When it comes to the network license for SOLIDWORKS, there are quite a few erroneous ‘facts’ and misguided beliefs floating around. It’s difficult to know which are true and which are false, especially when so many people mistakenly believe these myths to be correct and confirm them to others when asked. Here are five myths you may have heard about SOLIDWORKS‘ network license manager – let’s dispel some of the mystery!
#1 It’s first come, first served…
This is one of the bigger misconceptions. It is entirely possible to control which licences are pulled, although that is dependent upon several things, such as the add-ins that are switched on, the order of the licenses in license manager, and whether or not you have selected an Options File, which is a far more sophisticated form of license.
#2 You’ve received extra licenses by accident (bonus!)
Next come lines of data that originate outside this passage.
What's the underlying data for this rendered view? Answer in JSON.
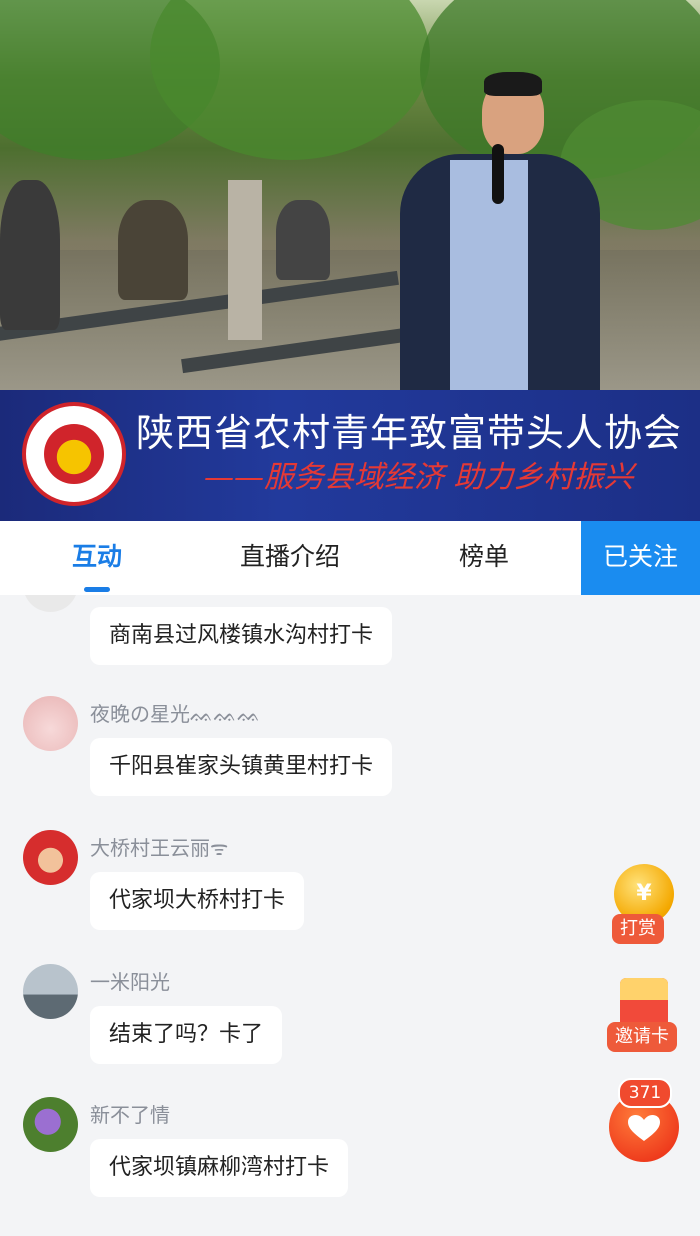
{
  "banner": {
    "title": "陕西省农村青年致富带头人协会",
    "slogan": "——服务县域经济 助力乡村振兴"
  },
  "tabs": [
    {
      "label": "互动",
      "active": true
    },
    {
      "label": "直播介绍",
      "active": false
    },
    {
      "label": "榜单",
      "active": false
    }
  ],
  "follow_button": "已关注",
  "comments": [
    {
      "user": "",
      "text": "商南县过风楼镇水沟村打卡"
    },
    {
      "user": "夜晚の星光ᨐᨐᨐ᠌",
      "text": "千阳县崔家头镇黄里村打卡"
    },
    {
      "user": "大桥村王云丽ᯤ",
      "text": "代家坝大桥村打卡"
    },
    {
      "user": "一米阳光",
      "text": "结束了吗？卡了"
    },
    {
      "user": "新不了情",
      "text": "代家坝镇麻柳湾村打卡"
    }
  ],
  "actions": {
    "reward_label": "打赏",
    "reward_coin_symbol": "¥",
    "invite_label": "邀请卡",
    "like_count": "371"
  },
  "colors": {
    "accent": "#1a7de6",
    "follow_bg": "#1a8cf0",
    "banner_bg": "#1b2a7a",
    "action_red": "#ee5a3a"
  }
}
Sorry, no! It is extremely rare for SOLIDWORKS to incorrectly write licensing files, and while it’s not completely impossible, it’s very unlikely to happen. This myth is so pervasive because of the manner in which licenses in the SNL are listed, which can be misleading. Let’s say, for example, that your network license contains one Standard License and one Professional License. Your SNL will list these licenses as one Professional and TWO Standard. At first blush, it would seem you have gained an extra Standard License, but what is actually happening is that the license manager has released two Standard Licenses, and embellished one of these with Professional add-ins.
While it’s a completely understandable mistake to make, to think you have an extra license, it’s not the case – it would be far simpler if the license manager listed two Standard Licenses, plus one set of Professional add-ins, but it doesn’t. It’s not wired that way. Because of the way the system works, you cannot pull either professional or premium licenses, without first using a standard license.
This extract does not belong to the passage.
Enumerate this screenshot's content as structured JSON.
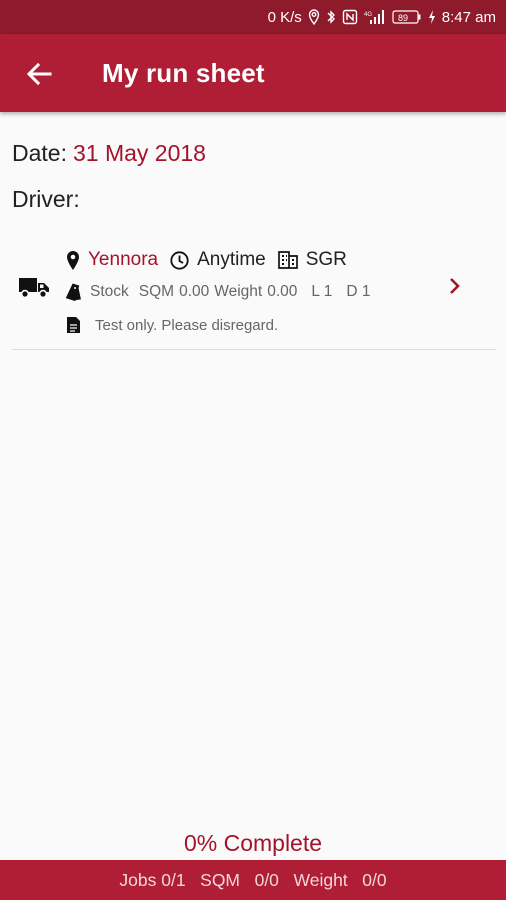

#3 There’s no way to use SOLIDWORKS at home…
This isn’t true either. It’s becoming increasingly common to work at home, however it will require a little creative licensing and/or a special request. You can borrow a license using any user or client machine for a period of thirty days or less. As long as you are connected to the server when you are in the process of borrowing the license, the system will work fine. You can then disconnect and take the machine home. Just be sure to check with your boss and/or team for a license that isn’t in use, or you could accidentally leave someone without a license.
You can also request a license for Home Use from your reseller. This won’t cost you anything, but you do need to abide by certain rules. The good news is that you’re entitled to as many Home Use Licenses as you have seats in your network, which means everyone can work from home (if they want).
#4 There’s no way to spy on people…
Very true! What you can do, however, is ‘spy’ on machines using the CAD Admin dashboard, which allows you to monitor various things such as who has what version of SOLIDWORKS installed, which machines are crashing, which machines have out-dated graphics cards etc.
#5 It’s not possible to use a Network License to customise installations…
Another misnomer – you can use serial numbers, add-ins, and several other variants to customise a Network License. You can also deploy them in one go, with different settings for different users.
Want to bust more SOLIDWORKS myths, or have any other CAD-related questions? Contact Restoric Design today on +44 1462 429 707 or email us at email@example.com.